OpenVPN is open-source, which makes it auditable but not very easily. It contains hundreds of thousands of lines of code, which means auditing the OpenVPN protocol takes a long time and requires a team of auditors.
WireGuard is also open-source, but much more lightweight. With around 4,000 lines of code, auditing WireGuard is much easier, and can be done by a single person.
This means that out of the two open-source protocols, WireGuard is the more auditable one.
Compatibility, as understood here, relates to how many different platforms the VPN protocol supports.
According to its official website, OpenVPN runs on:
- Windows XP/Vista/7 and higher,
- macOS X
In addition, OpenVPN supports mobile platforms, i.e.:
- iOS 6 or later,
- Android 4.0 or later.
Similarly, WireGuard currently supports:
- Windows 7 or later,
And out of mobile platforms
OpenVPN is also supported by most routers and firewalls, whereas WireGuard only by a few.
Therefore, though OpenVPN and WireGuard are comparable in terms of compatibility, OpenVPN is the more widely-supported protocol between the two.
OpenVPN and WireGuard are both excellent VPN protocols, each with different benefits and tradeoffs.
OpenVPN is a proven and reliable protocol that is compatible with a wide range of devices and operating systems. Being open-source, it is also highly auditable, which is how it earns trust among businesses that prioritize security.

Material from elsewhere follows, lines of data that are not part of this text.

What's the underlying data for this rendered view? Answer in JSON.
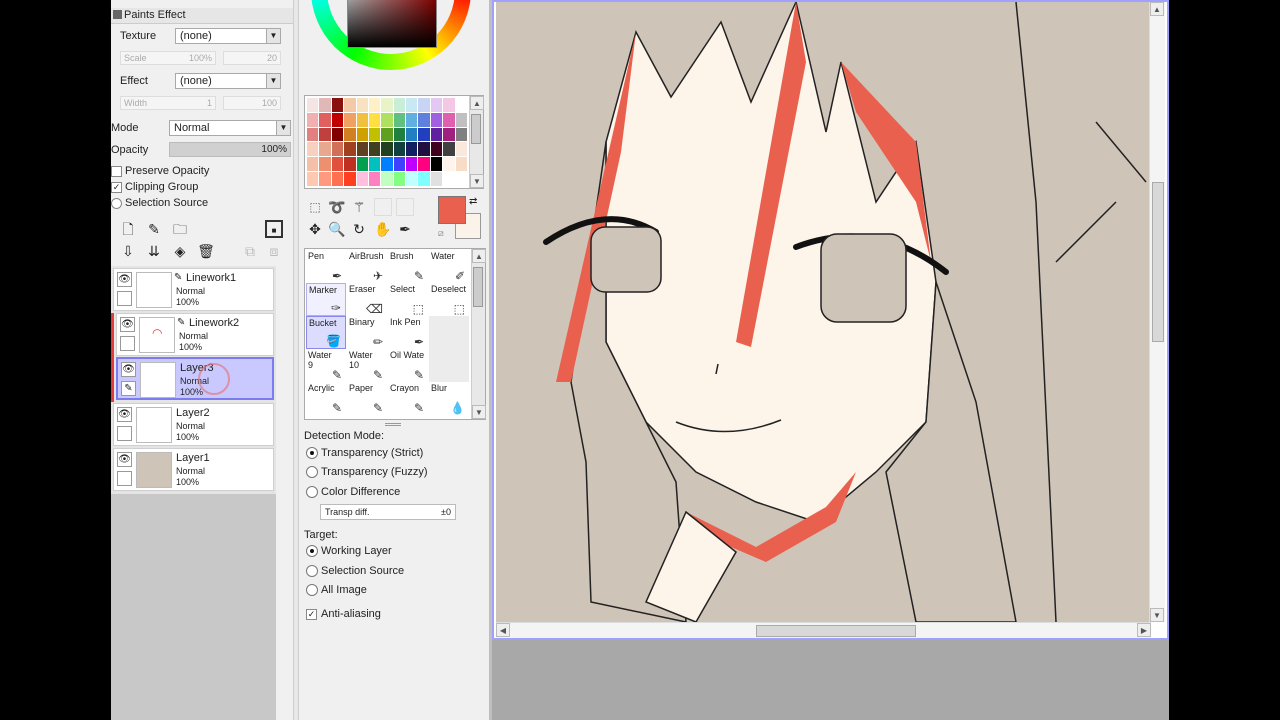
{
  "paint_effect": {
    "header": "Paints Effect",
    "texture_label": "Texture",
    "texture_value": "(none)",
    "scale_label": "Scale",
    "scale_value": "100%",
    "scale_num": "20",
    "effect_label": "Effect",
    "effect_value": "(none)",
    "width_label": "Width",
    "width_value": "1",
    "width_num": "100"
  },
  "layer_props": {
    "mode_label": "Mode",
    "mode_value": "Normal",
    "opacity_label": "Opacity",
    "opacity_value": "100%",
    "preserve_opacity": "Preserve Opacity",
    "clipping_group": "Clipping Group",
    "selection_source": "Selection Source"
  },
  "layers": [
    {
      "name": "Linework1",
      "mode": "Normal",
      "opacity": "100%"
    },
    {
      "name": "Linework2",
      "mode": "Normal",
      "opacity": "100%"
    },
    {
      "name": "Layer3",
      "mode": "Normal",
      "opacity": "100%"
    },
    {
      "name": "Layer2",
      "mode": "Normal",
      "opacity": "100%"
    },
    {
      "name": "Layer1",
      "mode": "Normal",
      "opacity": "100%"
    }
  ],
  "brushes": [
    {
      "name": "Pen",
      "sub": ""
    },
    {
      "name": "AirBrush",
      "sub": ""
    },
    {
      "name": "Brush",
      "sub": ""
    },
    {
      "name": "Water",
      "sub": ""
    },
    {
      "name": "Marker",
      "sub": ""
    },
    {
      "name": "Eraser",
      "sub": ""
    },
    {
      "name": "Select",
      "sub": ""
    },
    {
      "name": "Deselect",
      "sub": ""
    },
    {
      "name": "Bucket",
      "sub": ""
    },
    {
      "name": "Binary",
      "sub": ""
    },
    {
      "name": "Ink Pen",
      "sub": ""
    },
    {
      "name": "",
      "sub": ""
    },
    {
      "name": "Water",
      "sub": "9"
    },
    {
      "name": "Water",
      "sub": "10"
    },
    {
      "name": "Oil Wate",
      "sub": ""
    },
    {
      "name": "",
      "sub": ""
    },
    {
      "name": "Acrylic",
      "sub": ""
    },
    {
      "name": "Paper",
      "sub": ""
    },
    {
      "name": "Crayon",
      "sub": ""
    },
    {
      "name": "Blur",
      "sub": ""
    }
  ],
  "bucket_props": {
    "detection_label": "Detection Mode:",
    "det_strict": "Transparency (Strict)",
    "det_fuzzy": "Transparency (Fuzzy)",
    "det_color": "Color Difference",
    "transp_diff_label": "Transp diff.",
    "transp_diff_value": "±0",
    "target_label": "Target:",
    "tgt_working": "Working Layer",
    "tgt_selection": "Selection Source",
    "tgt_all": "All Image",
    "antialias": "Anti-aliasing"
  },
  "colors": {
    "foreground": "#e9614e",
    "background": "#fbf3ea",
    "layer_highlight": "#c9c9ff",
    "canvas_border": "#a0a0ff"
  },
  "palette": [
    "#f4e4e4",
    "#e0b8b8",
    "#8a1010",
    "#f3c9a8",
    "#f7e3c2",
    "#fff0c8",
    "#e9f3c8",
    "#c8eed8",
    "#c8e8f4",
    "#c8d4f4",
    "#e4c8f4",
    "#f4c8e4",
    "#ffffff",
    "#f0b0b0",
    "#e06060",
    "#c00000",
    "#f0a060",
    "#f0c040",
    "#ffe040",
    "#b0e060",
    "#60c080",
    "#60b0e0",
    "#6080e0",
    "#a060e0",
    "#e060b0",
    "#c0c0c0",
    "#e08080",
    "#c04040",
    "#800000",
    "#d08020",
    "#d0a000",
    "#c0c000",
    "#60a020",
    "#208040",
    "#2080c0",
    "#2040c0",
    "#6020a0",
    "#a02080",
    "#808080",
    "#f8d0c0",
    "#e8a890",
    "#d07058",
    "#a04020",
    "#604020",
    "#404020",
    "#204020",
    "#104040",
    "#102060",
    "#201040",
    "#400020",
    "#404040",
    "#fbe8dc",
    "#f4c0a8",
    "#ec9070",
    "#e0503c",
    "#c03020",
    "#00a050",
    "#00c0c0",
    "#0080ff",
    "#4040ff",
    "#c000ff",
    "#ff0080",
    "#000000",
    "#fff4ec",
    "#f8dcc8",
    "#ffc8b0",
    "#ff9a80",
    "#ff7050",
    "#ff4020",
    "#ffc0e0",
    "#ff80c0",
    "#c0ffc0",
    "#80ff80",
    "#c0ffff",
    "#80ffff",
    "#e0e0e0"
  ]
}
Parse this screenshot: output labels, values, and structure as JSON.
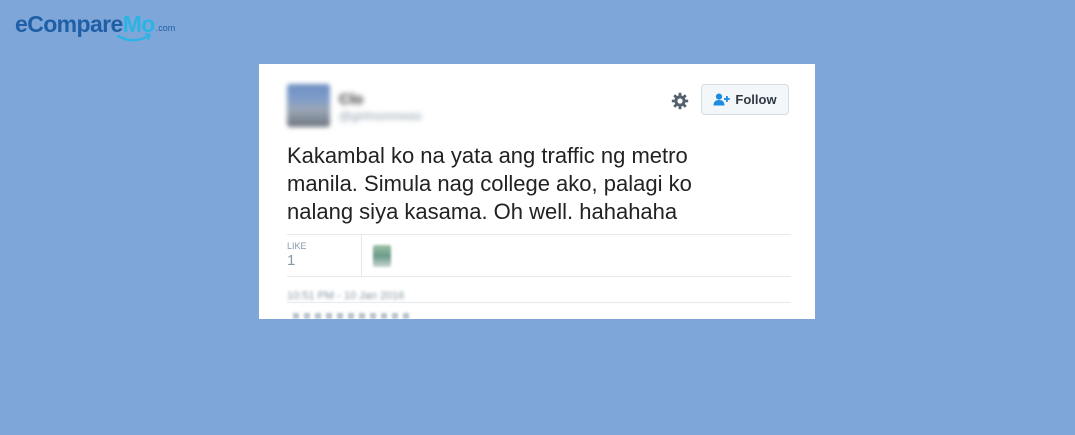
{
  "brand": {
    "logo_main": "eCompare",
    "logo_accent": "Mo",
    "logo_suffix": ".com"
  },
  "tweet": {
    "author_name": "Clo",
    "author_handle": "@girlmomnews",
    "follow_label": "Follow",
    "text": "Kakambal ko na yata ang traffic ng metro manila. Simula nag college ako, palagi ko nalang siya kasama. Oh well. hahahaha",
    "likes_label": "LIKE",
    "likes_count": "1",
    "timestamp": "10:51 PM - 10 Jan 2016"
  },
  "colors": {
    "background": "#7ea6d8",
    "card": "#ffffff",
    "brand_dark": "#1e5fa6",
    "brand_accent": "#2ab4e6"
  },
  "icons": {
    "settings": "gear-icon",
    "follow": "add-user-icon"
  }
}
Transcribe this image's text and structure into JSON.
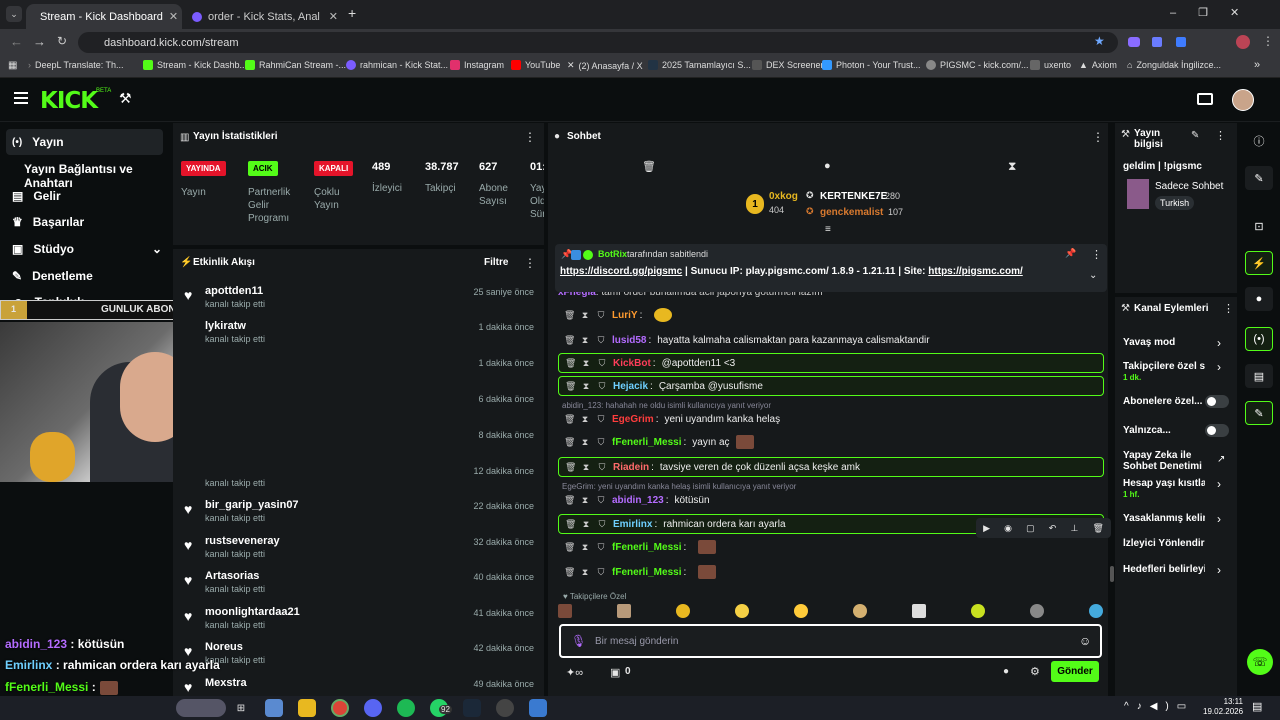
{
  "browser": {
    "tabs": [
      {
        "title": "Stream - Kick Dashboard",
        "active": true
      },
      {
        "title": "order - Kick Stats, Analytics and",
        "active": false
      }
    ],
    "url": "dashboard.kick.com/stream",
    "bookmarks": [
      "DeepL Translate: Th...",
      "Stream - Kick Dashb...",
      "RahmiCan Stream -...",
      "rahmican - Kick Stat...",
      "Instagram",
      "YouTube",
      "(2) Anasayfa / X",
      "2025 Tamamlayıcı S...",
      "DEX Screener",
      "Photon - Your Trust...",
      "PIGSMC - kick.com/...",
      "uxento",
      "Axiom",
      "Zonguldak İngilizce..."
    ]
  },
  "header": {
    "logo": "KICK",
    "beta": "BETA"
  },
  "nav": {
    "items": [
      "Yayın",
      "Yayın Bağlantısı ve Anahtarı",
      "Gelir",
      "Başarılar",
      "Stüdyo",
      "Denetleme",
      "Topluluk"
    ]
  },
  "overlay": {
    "goal_label": "GUNLUK ABONE",
    "goal_start": "1",
    "goal_target": "10",
    "chat": [
      {
        "user": "abidin_123",
        "text": " : kötüsün"
      },
      {
        "user": "Emirlinx",
        "text": " : rahmican ordera karı ayarla"
      },
      {
        "user": "fFenerli_Messi",
        "text": " :"
      }
    ]
  },
  "stats": {
    "title": "Yayın İstatistikleri",
    "items": [
      {
        "badge": "YAYINDA",
        "label": "Yayın"
      },
      {
        "badge": "ACIK",
        "label": "Partnerlik Gelir Programı"
      },
      {
        "badge": "KAPALI",
        "label": "Çoklu Yayın"
      }
    ],
    "numbers": [
      {
        "value": "489",
        "label": "İzleyici"
      },
      {
        "value": "38.787",
        "label": "Takipçi"
      },
      {
        "value": "627",
        "label": "Abone Sayısı"
      },
      {
        "value": "01:",
        "label": "Yay Old Sür"
      }
    ]
  },
  "activity": {
    "title": "Etkinlik Akışı",
    "filter": "Filtre",
    "rows": [
      {
        "name": "apottden11",
        "sub": "kanalı takip etti",
        "time": "25 saniye önce"
      },
      {
        "name": "lykiratw",
        "sub": "kanalı takip etti",
        "time": "1 dakika önce"
      },
      {
        "name": "",
        "sub": "",
        "time": "1 dakika önce"
      },
      {
        "name": "",
        "sub": "",
        "time": "6 dakika önce"
      },
      {
        "name": "",
        "sub": "",
        "time": "8 dakika önce"
      },
      {
        "name": "",
        "sub": "kanalı takip etti",
        "time": "12 dakika önce"
      },
      {
        "name": "bir_garip_yasin07",
        "sub": "kanalı takip etti",
        "time": "22 dakika önce"
      },
      {
        "name": "rustsevenerау",
        "sub": "kanalı takip etti",
        "time": "32 dakika önce"
      },
      {
        "name": "Artasorias",
        "sub": "kanalı takip etti",
        "time": "40 dakika önce"
      },
      {
        "name": "moonlightardaa21",
        "sub": "kanalı takip etti",
        "time": "41 dakika önce"
      },
      {
        "name": "Noreus",
        "sub": "kanalı takip etti",
        "time": "42 dakika önce"
      },
      {
        "name": "Mexstra",
        "sub": "",
        "time": "49 dakika önce"
      }
    ]
  },
  "chat": {
    "title": "Sohbet",
    "leaders": {
      "first_name": "0xkog",
      "first_value": "404",
      "second_name": "KERTENKE7E",
      "second_value": "280",
      "third_name": "genckemalist",
      "third_value": "107"
    },
    "pinned": {
      "by": "BotRix",
      "by_suffix": "tarafından sabitlendi",
      "link1": "https://discord.gg/pigsmc",
      "mid": " | Sunucu IP: play.pigsmc.com/ 1.8.9 - 1.21.11 | Site: ",
      "link2": "https://pigsmc.com/"
    },
    "partial_top": "tamı order bunalımda acil japonya götürmeli lazım",
    "partial_user": "xFnegla",
    "messages": [
      {
        "user": "LuriY",
        "text": "",
        "color": "#ff9b2f",
        "hl": false
      },
      {
        "user": "lusid58",
        "text": "hayatta kalmaha calismaktan para kazanmaya calismaktandir",
        "color": "#b46cff",
        "hl": false
      },
      {
        "user": "KickBot",
        "text": "@apottden11 <3",
        "color": "#ff3d5a",
        "hl": true
      },
      {
        "user": "Hejacik",
        "text": "Çarşamba @yusufisme",
        "color": "#6fd0ff",
        "hl": true
      },
      {
        "user": "EgeGrim",
        "text": "yeni uyandım kanka helaş",
        "color": "#ff3d3d",
        "hl": false
      },
      {
        "user": "fFenerli_Messi",
        "text": "yayın aç",
        "color": "#53fc18",
        "hl": false
      },
      {
        "user": "Riadein",
        "text": "tavsiye veren de çok düzenli açsa keşke amk",
        "color": "#ff6b6b",
        "hl": true
      },
      {
        "user": "abidin_123",
        "text": "kötüsün",
        "color": "#b46cff",
        "hl": false
      },
      {
        "user": "Emirlinx",
        "text": "rahmican ordera karı ayarla",
        "color": "#6fd0ff",
        "hl": true
      },
      {
        "user": "fFenerli_Messi",
        "text": "",
        "color": "#53fc18",
        "hl": false
      },
      {
        "user": "fFenerli_Messi",
        "text": "",
        "color": "#53fc18",
        "hl": false
      }
    ],
    "replies": [
      "abidin_123: hahahah ne oldu isimli kullanıcıya yanıt veriyor",
      "EgeGrim: yeni uyandım kanka helaş isimli kullanıcıya yanıt veriyor"
    ],
    "followers_only": "Takipçilere Özel",
    "input_placeholder": "Bir mesaj gönderin",
    "points": "0",
    "send": "Gönder"
  },
  "info": {
    "title": "Yayın bilgisi",
    "stream_title": "geldim | !pigsmc",
    "category": "Sadece Sohbet",
    "language": "Turkish"
  },
  "channel_actions": {
    "title": "Kanal Eylemleri",
    "items": [
      {
        "label": "Yavaş mod",
        "sub": "",
        "type": "chevron"
      },
      {
        "label": "Takipçilere özel soh",
        "sub": "1 dk.",
        "type": "chevron"
      },
      {
        "label": "Abonelere özel...",
        "sub": "",
        "type": "toggle"
      },
      {
        "label": "Yalnızca...",
        "sub": "",
        "type": "toggle"
      },
      {
        "label": "Yapay Zeka ile Sohbet Denetimi",
        "sub": "",
        "type": "link"
      },
      {
        "label": "Hesap yaşı kısıtlama",
        "sub": "1 hf.",
        "type": "chevron"
      },
      {
        "label": "Yasaklanmış kelime",
        "sub": "",
        "type": "chevron"
      },
      {
        "label": "İzleyici Yönlendir",
        "sub": "",
        "type": "none"
      },
      {
        "label": "Hedefleri belirleyin",
        "sub": "",
        "type": "chevron"
      }
    ]
  },
  "taskbar": {
    "time": "13:11",
    "date": "19.02.2026",
    "badge": "92"
  },
  "colors": {
    "accent": "#53fc18",
    "live": "#e5142a",
    "panel": "#16191b"
  }
}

WireGuard, on the other hand, is a newer protocol designed for speed, efficiency, and increased security. It uses modern encryption algorithms and has a smaller codebase than OpenVPN, which simplifies its auditing and makes vulnerabilities easier to find.
In terms of security and encryption, OpenVPN and Wireguard are equal. However, there are areas where one or the other has the upper hand:
- Businesses that prioritize speed and efficiency may at present be better off with WireGuard.
- Businesses that require a proven and highly compatible protocol should go with OpenVPN.